Credit unions (CUs) have followed banks’ digital banking lead, churning out platforms, services and mobile apps for consumers to use speedy, convenient online services. However, CUs face an innovation gap when compared to big banks that are racing ahead and implementing technology to better evaluate risk, provide personalized insights and foster greater financial inclusion in their markets.
Experimentation with artificial intelligence (AI) and machine learning is widely expected at larger financial institutions (FIs), where 52 percent of surveyed executives stated that they will be regularly using one or both within the next two years. Only 15 percent of surveyed CU executives expected the same. FIs of all sizes and enthusiasm levels have steadily moved forward with AI and machine learning integrations into behind-the-scenes lending, as well as consumer-facing apps. The “move fast and show off AI” approach may work well for major banks, but is more difficult for CUs, as they have more hurdles to jump — given their smaller balance sheets and technology teams.
CU executives have cited several reasons for their lack of AI or machine learning innovation, including costs, data quality questions and security concerns. However, they need to start taking AI experimentation seriously to remain competitive with larger FIs, as well as with smaller FinTech firms and lenders coming to take a bite out of their member bases. Those that do wind up embracing AI will be able to provide personalized services to their users, which can contribute to a rise in overall financial health and customer satisfaction as these AI-driven insights take root.
CUs And AI Development Barriers
AI and machine learning both have a dizzying array of potential use cases and benefits, but that is precisely what is keeping some CUs from adopting the technology. A recent survey found that 20 percent of CU executives admitted that they had no idea where to start with machine learning — and the strong hype surrounding these technologies likely worsens that confusion.
The need to overcome that particular stumbling block is becoming more pressing for smaller institutions, as end customers begin to ask for wider support from their banking partners. Half of U.S. customers want to use online or mobile budgeting tools that can help track spending, according to 2018 research, and 44 percent of those same customers want apps that aggregate all their financial accounts and personal information. Traditional banks and CUs are also facing more financial product competition than ever before, especially as eCommerce and technology companies like Amazon, Facebook and Google try to enter the space.
Credit unions that have picked an AI integration starting point still have more barriers to pass. AI and machine learning tools rely entirely on data, and 31 percent of CU executive have worries over both the access and quality of the data they will have. More accurate lending risk models or personalized spending insights rely on AI having more data to crunch, explaining why a common finance need includes access to larger data volumes or precise customer behavior data.
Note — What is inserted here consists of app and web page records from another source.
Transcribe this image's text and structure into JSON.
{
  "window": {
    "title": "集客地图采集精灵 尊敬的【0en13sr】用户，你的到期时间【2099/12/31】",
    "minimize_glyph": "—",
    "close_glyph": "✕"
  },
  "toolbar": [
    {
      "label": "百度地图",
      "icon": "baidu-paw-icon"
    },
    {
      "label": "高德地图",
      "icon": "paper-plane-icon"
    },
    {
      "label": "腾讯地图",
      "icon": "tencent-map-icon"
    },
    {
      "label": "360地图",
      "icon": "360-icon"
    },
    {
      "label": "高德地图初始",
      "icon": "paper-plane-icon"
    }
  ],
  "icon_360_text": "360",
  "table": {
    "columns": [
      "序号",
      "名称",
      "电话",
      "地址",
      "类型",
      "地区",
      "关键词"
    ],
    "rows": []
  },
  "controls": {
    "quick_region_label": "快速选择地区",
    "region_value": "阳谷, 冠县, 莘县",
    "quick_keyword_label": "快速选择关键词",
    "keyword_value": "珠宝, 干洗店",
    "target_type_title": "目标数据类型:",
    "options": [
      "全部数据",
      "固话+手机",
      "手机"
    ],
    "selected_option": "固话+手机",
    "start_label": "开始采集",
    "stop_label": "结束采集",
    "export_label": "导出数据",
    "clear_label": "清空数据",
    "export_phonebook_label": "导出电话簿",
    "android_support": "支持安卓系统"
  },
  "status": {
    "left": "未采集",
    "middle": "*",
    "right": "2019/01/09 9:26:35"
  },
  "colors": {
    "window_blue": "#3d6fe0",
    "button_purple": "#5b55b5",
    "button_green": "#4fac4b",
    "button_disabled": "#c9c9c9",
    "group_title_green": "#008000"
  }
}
CUs must be able to feed their AI and machine learning models the steady information diet needed to properly function, often by tying their platforms to other third-party services and partners.
One of the most significant obstacles for credit unions can be overcome via these collaborations. AI and machine learning integration prices concern CUs, specifically the costs incurred if a lending infrastructure upgrade was necessary for these already expensive technologies. A survey found that 43 percent of CU officials believe that one of their largest adoption barriers is the complex, lengthy AI or machine learning integration process for their technological infrastructure. Partnering with a third-party technology provider could sharply curtail frustration, without forcing credit unions to completely overhaul their online systems at cost.
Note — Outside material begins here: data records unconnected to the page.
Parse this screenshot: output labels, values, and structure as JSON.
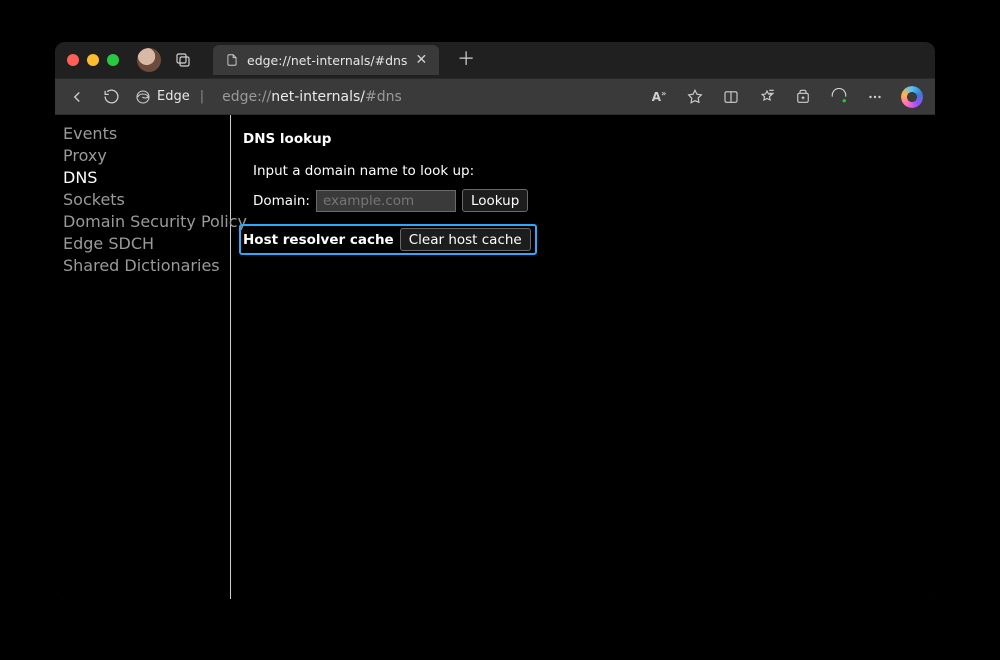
{
  "window": {
    "tab_title": "edge://net-internals/#dns"
  },
  "addr": {
    "edge_label": "Edge",
    "url_prefix": "edge://",
    "url_main": "net-internals/",
    "url_hash": "#dns"
  },
  "sidebar": {
    "items": [
      {
        "label": "Events",
        "active": false
      },
      {
        "label": "Proxy",
        "active": false
      },
      {
        "label": "DNS",
        "active": true
      },
      {
        "label": "Sockets",
        "active": false
      },
      {
        "label": "Domain Security Policy",
        "active": false
      },
      {
        "label": "Edge SDCH",
        "active": false
      },
      {
        "label": "Shared Dictionaries",
        "active": false
      }
    ]
  },
  "main": {
    "dns_title": "DNS lookup",
    "instruction": "Input a domain name to look up:",
    "domain_label": "Domain:",
    "domain_placeholder": "example.com",
    "lookup_button": "Lookup",
    "host_cache_title": "Host resolver cache",
    "clear_button": "Clear host cache"
  }
}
AI And Its Growing Necessity In Finance
The reality is that modern CUs have little choice but to find a way to adopt AI and machine learning into their platforms and services. Providing faster and more intuitive financial services means relying on automation at scale, ensuring that tailored AI solutions are key to competing.
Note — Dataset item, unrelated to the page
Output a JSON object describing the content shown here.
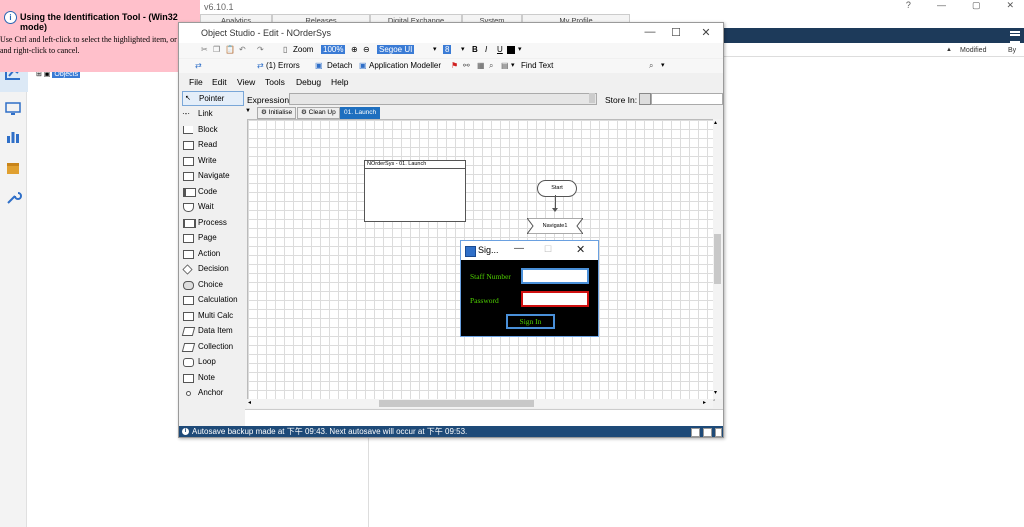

These technologies are changing customers’ view of financial services, so credit unions need to alter their offerings in response. Those that succeed in adopting AI solutions that both fulfill and anticipate financial needs will be able to stake greater claims in today’s growing and competitive online banking world.